■ **Record set**

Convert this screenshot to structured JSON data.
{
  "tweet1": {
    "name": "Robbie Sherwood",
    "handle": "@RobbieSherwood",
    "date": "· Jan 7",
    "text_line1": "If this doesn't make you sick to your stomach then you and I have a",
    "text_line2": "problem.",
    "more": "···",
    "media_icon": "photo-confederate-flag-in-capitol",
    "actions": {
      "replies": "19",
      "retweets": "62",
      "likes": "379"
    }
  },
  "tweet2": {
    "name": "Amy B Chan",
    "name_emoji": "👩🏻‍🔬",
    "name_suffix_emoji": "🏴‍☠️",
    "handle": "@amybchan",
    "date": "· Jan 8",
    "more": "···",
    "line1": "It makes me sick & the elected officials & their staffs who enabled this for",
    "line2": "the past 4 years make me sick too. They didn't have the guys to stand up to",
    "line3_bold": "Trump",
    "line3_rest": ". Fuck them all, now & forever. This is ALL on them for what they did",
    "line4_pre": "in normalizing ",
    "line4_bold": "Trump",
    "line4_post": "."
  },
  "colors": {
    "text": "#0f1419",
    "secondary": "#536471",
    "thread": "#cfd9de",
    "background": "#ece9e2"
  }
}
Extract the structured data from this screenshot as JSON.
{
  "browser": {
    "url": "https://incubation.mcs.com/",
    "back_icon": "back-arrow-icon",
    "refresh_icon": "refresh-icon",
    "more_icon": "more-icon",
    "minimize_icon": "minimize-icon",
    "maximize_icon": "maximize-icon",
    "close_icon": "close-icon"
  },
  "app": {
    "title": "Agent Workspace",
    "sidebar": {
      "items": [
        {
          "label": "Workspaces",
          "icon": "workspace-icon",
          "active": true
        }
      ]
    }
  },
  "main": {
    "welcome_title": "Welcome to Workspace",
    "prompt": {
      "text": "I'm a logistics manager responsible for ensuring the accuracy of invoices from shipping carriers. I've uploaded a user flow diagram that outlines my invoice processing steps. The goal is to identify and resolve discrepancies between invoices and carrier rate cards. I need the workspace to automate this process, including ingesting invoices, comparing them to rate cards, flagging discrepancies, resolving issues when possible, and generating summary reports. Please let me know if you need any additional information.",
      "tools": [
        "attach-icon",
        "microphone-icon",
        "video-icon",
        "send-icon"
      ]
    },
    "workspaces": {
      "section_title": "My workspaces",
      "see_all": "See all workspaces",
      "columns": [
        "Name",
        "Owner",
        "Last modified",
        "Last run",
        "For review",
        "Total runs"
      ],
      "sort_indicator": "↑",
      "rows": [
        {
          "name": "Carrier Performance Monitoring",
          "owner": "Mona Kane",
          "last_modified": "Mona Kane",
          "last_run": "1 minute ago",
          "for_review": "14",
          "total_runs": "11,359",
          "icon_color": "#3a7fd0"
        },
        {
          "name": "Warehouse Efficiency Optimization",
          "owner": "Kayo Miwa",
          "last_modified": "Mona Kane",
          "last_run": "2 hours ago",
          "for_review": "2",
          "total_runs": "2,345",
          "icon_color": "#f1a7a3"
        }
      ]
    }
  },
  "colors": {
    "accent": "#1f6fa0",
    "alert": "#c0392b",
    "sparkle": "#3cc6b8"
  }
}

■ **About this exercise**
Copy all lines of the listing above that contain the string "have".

■ **Exercise answer**
    "text_line1": "If this doesn't make you sick to your stomach then you and I have a",
    "line2": "the past 4 years make me sick too. They didn't have the guys to stand up to",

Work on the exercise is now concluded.